Despite the well-known advantages of the titanium-based implant systems, they still lack an optimal balance between biofunctionality and mechanical strength, especially regarding the modulation of cellular response and a desired implant osseointegration. In this work, we fabricated a nanocomposite based on porous commercially pure grade 4 titanium (c.p. Ti) reinforced with carbon nanotubes (CNT) at 5% and 10% w/w, with the aim of obtaining a nanocomposite with lower stiffness compared to traditional titanium-based implants and with the mechanical strength and bioactivity owed by the CNT. Results obtained by scanning electron microscopy, X-ray photoelectron spectroscopy, and atomic force microscopy characterization showed that the CNT dispersed and incorporated into the porous c.p. Ti matrix. Interestingly, CNT were associated with a higher twining within neighbor Ti grains, which was indeed consistent with an increased in nano-hardness. Biological evaluation by MTT and Comet assay revealed that the nanocomposites did not induce genotoxicity and cytotoxicity on two different cells lines despite the presence of nickel at the surface. Accordingly, a purification step would be required before these CNT can be used for biomedical applications. Our results indicate that incorporation of CNT into porous c.p. Ti is a promising avenue to achieve an adequate balance between biofunctionality and mechanical strength in Ti-based scaffolds for tissue replacement.

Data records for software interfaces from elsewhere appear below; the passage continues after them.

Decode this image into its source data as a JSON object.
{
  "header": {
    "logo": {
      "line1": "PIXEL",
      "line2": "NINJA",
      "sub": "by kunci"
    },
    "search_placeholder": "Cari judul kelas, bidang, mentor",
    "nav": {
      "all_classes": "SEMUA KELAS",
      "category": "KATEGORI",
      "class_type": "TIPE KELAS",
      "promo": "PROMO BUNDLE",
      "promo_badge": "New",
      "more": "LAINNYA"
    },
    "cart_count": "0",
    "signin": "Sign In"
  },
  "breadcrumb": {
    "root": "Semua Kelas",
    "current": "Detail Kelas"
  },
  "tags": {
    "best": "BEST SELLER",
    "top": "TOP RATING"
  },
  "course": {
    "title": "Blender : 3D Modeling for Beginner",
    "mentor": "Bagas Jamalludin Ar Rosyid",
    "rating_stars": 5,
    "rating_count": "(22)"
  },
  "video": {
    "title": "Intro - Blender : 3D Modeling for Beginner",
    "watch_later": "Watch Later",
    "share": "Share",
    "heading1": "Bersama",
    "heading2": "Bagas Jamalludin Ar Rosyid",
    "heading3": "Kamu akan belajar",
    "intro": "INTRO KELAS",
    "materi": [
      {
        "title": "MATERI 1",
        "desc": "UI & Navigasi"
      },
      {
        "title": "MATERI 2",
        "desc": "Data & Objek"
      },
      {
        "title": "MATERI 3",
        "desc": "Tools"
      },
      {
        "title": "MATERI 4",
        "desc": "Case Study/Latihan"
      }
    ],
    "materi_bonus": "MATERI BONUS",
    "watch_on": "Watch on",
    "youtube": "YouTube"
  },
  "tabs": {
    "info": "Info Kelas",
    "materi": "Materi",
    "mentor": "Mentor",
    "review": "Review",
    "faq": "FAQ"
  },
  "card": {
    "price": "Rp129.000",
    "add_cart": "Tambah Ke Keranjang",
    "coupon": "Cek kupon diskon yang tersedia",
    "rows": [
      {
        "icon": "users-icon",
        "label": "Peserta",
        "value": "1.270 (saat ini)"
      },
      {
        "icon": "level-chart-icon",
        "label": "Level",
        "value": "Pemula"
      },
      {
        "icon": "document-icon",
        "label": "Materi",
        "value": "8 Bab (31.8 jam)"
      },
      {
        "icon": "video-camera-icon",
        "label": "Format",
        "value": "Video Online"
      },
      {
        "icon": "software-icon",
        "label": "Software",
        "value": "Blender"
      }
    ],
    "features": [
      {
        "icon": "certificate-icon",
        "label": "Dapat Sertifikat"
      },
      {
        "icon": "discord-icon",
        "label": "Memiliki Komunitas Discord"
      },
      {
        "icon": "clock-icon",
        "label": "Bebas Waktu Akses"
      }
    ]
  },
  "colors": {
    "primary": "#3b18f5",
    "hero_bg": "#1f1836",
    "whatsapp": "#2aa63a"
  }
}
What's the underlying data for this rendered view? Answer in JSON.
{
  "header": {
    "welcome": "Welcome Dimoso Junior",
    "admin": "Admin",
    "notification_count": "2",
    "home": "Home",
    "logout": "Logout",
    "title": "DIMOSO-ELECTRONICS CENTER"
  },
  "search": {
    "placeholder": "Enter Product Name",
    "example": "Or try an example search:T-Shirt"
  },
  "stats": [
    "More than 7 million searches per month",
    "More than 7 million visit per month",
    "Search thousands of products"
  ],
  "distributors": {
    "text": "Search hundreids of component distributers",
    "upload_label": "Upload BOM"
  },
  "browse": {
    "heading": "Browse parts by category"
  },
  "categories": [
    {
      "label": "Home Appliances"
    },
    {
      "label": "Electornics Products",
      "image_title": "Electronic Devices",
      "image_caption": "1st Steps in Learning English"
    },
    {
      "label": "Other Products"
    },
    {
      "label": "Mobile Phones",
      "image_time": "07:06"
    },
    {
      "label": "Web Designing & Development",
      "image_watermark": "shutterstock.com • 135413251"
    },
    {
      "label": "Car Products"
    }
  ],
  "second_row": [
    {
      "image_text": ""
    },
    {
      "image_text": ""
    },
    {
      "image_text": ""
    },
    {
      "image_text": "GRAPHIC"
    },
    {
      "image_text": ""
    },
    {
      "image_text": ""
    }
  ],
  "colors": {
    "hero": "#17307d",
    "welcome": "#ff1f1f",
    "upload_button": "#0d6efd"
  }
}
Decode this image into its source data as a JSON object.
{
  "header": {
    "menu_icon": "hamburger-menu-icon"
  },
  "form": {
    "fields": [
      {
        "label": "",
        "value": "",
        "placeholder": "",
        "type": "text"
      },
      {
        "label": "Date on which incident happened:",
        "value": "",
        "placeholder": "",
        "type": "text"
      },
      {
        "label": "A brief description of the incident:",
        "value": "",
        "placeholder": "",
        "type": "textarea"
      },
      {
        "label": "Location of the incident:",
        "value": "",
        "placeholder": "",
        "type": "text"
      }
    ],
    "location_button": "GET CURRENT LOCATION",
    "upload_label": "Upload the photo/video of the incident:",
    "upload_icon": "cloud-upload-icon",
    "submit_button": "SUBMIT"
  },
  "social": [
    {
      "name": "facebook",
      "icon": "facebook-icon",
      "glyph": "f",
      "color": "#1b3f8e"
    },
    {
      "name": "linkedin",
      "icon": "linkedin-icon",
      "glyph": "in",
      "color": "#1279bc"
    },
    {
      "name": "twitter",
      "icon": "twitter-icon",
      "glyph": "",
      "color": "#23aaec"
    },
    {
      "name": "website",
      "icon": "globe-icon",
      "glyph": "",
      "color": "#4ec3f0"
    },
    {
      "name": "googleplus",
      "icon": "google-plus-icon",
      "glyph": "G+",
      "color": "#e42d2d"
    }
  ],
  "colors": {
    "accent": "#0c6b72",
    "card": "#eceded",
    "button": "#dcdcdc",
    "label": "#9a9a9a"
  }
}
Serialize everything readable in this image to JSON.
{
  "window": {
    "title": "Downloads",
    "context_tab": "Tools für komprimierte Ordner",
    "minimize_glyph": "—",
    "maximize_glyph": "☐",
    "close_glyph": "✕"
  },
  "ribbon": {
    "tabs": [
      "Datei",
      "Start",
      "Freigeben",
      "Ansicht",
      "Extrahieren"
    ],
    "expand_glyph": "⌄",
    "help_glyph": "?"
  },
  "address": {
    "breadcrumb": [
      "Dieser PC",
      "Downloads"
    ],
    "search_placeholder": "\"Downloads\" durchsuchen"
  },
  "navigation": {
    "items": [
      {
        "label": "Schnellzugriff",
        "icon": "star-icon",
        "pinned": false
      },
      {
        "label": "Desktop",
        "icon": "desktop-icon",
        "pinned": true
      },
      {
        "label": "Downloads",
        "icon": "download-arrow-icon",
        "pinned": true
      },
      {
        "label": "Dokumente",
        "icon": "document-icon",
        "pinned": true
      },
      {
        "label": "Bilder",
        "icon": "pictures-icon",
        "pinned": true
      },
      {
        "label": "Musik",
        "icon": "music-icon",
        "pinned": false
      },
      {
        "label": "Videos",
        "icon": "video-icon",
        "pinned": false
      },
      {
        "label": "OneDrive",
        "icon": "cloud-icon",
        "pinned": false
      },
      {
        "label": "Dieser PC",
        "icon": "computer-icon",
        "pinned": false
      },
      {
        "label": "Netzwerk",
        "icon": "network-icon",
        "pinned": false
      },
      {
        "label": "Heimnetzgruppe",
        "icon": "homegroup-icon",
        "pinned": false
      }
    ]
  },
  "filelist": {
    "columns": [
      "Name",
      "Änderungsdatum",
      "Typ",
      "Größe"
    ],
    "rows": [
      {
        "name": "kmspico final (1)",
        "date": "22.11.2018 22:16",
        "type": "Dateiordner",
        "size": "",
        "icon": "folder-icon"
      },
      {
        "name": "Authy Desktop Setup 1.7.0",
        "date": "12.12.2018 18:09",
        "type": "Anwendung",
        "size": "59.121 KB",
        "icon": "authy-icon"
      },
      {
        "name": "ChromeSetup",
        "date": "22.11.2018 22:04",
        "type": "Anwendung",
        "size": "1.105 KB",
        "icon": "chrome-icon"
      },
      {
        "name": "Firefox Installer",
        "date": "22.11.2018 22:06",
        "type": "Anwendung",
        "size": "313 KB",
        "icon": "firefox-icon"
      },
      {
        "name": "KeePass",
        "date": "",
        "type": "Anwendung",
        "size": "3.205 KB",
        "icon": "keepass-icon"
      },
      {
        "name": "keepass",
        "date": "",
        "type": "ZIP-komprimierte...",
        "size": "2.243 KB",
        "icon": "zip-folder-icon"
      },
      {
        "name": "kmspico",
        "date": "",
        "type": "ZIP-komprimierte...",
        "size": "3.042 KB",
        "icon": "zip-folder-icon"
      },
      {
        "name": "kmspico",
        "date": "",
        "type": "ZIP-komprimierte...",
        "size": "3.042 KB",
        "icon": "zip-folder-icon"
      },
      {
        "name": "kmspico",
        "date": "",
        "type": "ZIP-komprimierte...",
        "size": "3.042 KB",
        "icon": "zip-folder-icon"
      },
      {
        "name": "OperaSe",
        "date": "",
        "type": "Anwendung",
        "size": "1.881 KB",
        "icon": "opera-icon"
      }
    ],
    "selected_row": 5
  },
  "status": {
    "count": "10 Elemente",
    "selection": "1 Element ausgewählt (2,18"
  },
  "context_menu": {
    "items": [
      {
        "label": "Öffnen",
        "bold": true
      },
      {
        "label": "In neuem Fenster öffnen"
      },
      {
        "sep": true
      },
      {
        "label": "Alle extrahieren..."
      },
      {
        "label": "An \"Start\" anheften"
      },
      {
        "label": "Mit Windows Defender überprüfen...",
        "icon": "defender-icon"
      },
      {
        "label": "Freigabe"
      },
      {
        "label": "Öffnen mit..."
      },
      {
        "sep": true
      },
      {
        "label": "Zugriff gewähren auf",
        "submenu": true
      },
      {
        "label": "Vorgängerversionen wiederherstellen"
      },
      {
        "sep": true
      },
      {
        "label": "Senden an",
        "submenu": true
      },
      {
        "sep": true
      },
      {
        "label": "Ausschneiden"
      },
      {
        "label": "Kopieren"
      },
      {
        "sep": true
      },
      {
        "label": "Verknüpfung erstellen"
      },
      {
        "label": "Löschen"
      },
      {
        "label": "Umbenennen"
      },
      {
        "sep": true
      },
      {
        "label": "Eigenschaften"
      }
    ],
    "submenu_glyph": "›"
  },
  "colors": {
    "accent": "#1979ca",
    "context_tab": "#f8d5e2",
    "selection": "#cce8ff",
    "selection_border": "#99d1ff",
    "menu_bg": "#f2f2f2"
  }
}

All Science Journal Classification (ASJC) codes
- Ceramics and Composites
- Biomedical Engineering
- Metals and Alloys